Dr. Helgo's book is meant to educate both introverts and extroverts alike, and there is much more to the book than I've mentioned here. She wants everyone to know that being an introvert isn't a handicap; we aren't slow, we aren't snobs, we aren't unsocial or anti-social. We just process differently, and introverts have many strengths that we can bring to society. So be sure to give it a read if you want to get some ideas on how to carve out some needed quite space in your life, or if you want to understand the introvert in your life.

Click to view my Personality Profile page

Thursday, January 07, 2010

Hypocrisy and Acceptance in a Culture stripped of Grace

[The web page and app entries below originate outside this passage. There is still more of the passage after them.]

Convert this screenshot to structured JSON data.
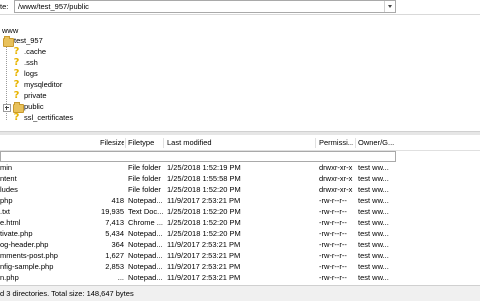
{
  "path_bar": {
    "label": "te:",
    "value": "/www/test_957/public"
  },
  "tree": {
    "root": "www",
    "site": "test_957",
    "children": [
      {
        "label": ".cache",
        "icon": "question-icon"
      },
      {
        "label": ".ssh",
        "icon": "question-icon"
      },
      {
        "label": "logs",
        "icon": "question-icon"
      },
      {
        "label": "mysqleditor",
        "icon": "question-icon"
      },
      {
        "label": "private",
        "icon": "question-icon"
      },
      {
        "label": "public",
        "icon": "folder-icon"
      },
      {
        "label": "ssl_certificates",
        "icon": "question-icon"
      }
    ]
  },
  "list": {
    "headers": {
      "filesize": "Filesize",
      "filetype": "Filetype",
      "last_modified": "Last modified",
      "permissions": "Permissi...",
      "owner": "Owner/G..."
    },
    "rows": [
      {
        "name": "min",
        "size": "",
        "type": "File folder",
        "modified": "1/25/2018 1:52:19 PM",
        "perm": "drwxr-xr-x",
        "owner": "test ww..."
      },
      {
        "name": "ntent",
        "size": "",
        "type": "File folder",
        "modified": "1/25/2018 1:55:58 PM",
        "perm": "drwxr-xr-x",
        "owner": "test ww..."
      },
      {
        "name": "ludes",
        "size": "",
        "type": "File folder",
        "modified": "1/25/2018 1:52:20 PM",
        "perm": "drwxr-xr-x",
        "owner": "test ww..."
      },
      {
        "name": "php",
        "size": "418",
        "type": "Notepad...",
        "modified": "11/9/2017 2:53:21 PM",
        "perm": "-rw-r--r--",
        "owner": "test ww..."
      },
      {
        "name": ".txt",
        "size": "19,935",
        "type": "Text Doc...",
        "modified": "1/25/2018 1:52:20 PM",
        "perm": "-rw-r--r--",
        "owner": "test ww..."
      },
      {
        "name": "e.html",
        "size": "7,413",
        "type": "Chrome ...",
        "modified": "1/25/2018 1:52:20 PM",
        "perm": "-rw-r--r--",
        "owner": "test ww..."
      },
      {
        "name": "tivate.php",
        "size": "5,434",
        "type": "Notepad...",
        "modified": "1/25/2018 1:52:20 PM",
        "perm": "-rw-r--r--",
        "owner": "test ww..."
      },
      {
        "name": "og-header.php",
        "size": "364",
        "type": "Notepad...",
        "modified": "11/9/2017 2:53:21 PM",
        "perm": "-rw-r--r--",
        "owner": "test ww..."
      },
      {
        "name": "mments-post.php",
        "size": "1,627",
        "type": "Notepad...",
        "modified": "11/9/2017 2:53:21 PM",
        "perm": "-rw-r--r--",
        "owner": "test ww..."
      },
      {
        "name": "nfig-sample.php",
        "size": "2,853",
        "type": "Notepad...",
        "modified": "11/9/2017 2:53:21 PM",
        "perm": "-rw-r--r--",
        "owner": "test ww..."
      },
      {
        "name": "n.php",
        "size": "...",
        "type": "Notepad...",
        "modified": "11/9/2017 2:53:21 PM",
        "perm": "-rw-r--r--",
        "owner": "test ww..."
      }
    ]
  },
  "status": {
    "text": "d 3 directories. Total size: 148,647 bytes"
  }
}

Last night a good friend of mine, who is a Christian apologist, mentioned that one of the most common questions she is asked is the question of hypocrisy in the Church. Her typical answer to this question is to remind the questioner that the Church is made up of people, and people will fail. While this is certainly true, the fact that this answer is used and accepted points to something deeper in our culture; that is, we live in a culture stripped of Grace.
How many times have you heard of a coach that has gotten his team to the playoffs, but when the team loses the playoff game it seems that everyone is calling for his resignation. Or how about when a good pitcher has a bad day? For our culture, failure is not an option, and it seems that moral failure is equated with hypocrisy. This is of course a departure from the original meaning of hypocrisy.
Hypocrisy by definition means that we would pretend to believe something that we don't actually believe, or to hide our true self behind a false exterior. And I believe that since we live in a culture stripped of Grace, this has become the norm for many; and maybe that is why we don't label it hypocrisy any more. We all tend to hide traits, values, or preferences that a particular group may find unacceptable. When in a church setting we may try to hide an addiction, or anger, or doubt. And in a group of our peers at work or at school, we may hide something as simple as still liking Disney movies, we may hide our feelings, or we may even go against our conscience. We do this because there is a deep longing for acceptance that we can't deny and, in a culture stripped of Grace, the last thing you would want to do is to admit your flaws. Oh we have our moments when the facade falls apart and everyone gets to have a moment of honesty, but then we are expected to get it together and move on.
I think the thing that drives hypocrisy, or hiding is the graceless culture we live in. I must admit that it's one thing to recognize that we live in a graceless culture, and it's quite another thing to practice grace. It's a struggle for me, a coping mechanism I learned early on was to not give second chances to people who hurt me. It will probably take a lifetime to unlearn that, but it is definitely something I will strive to do.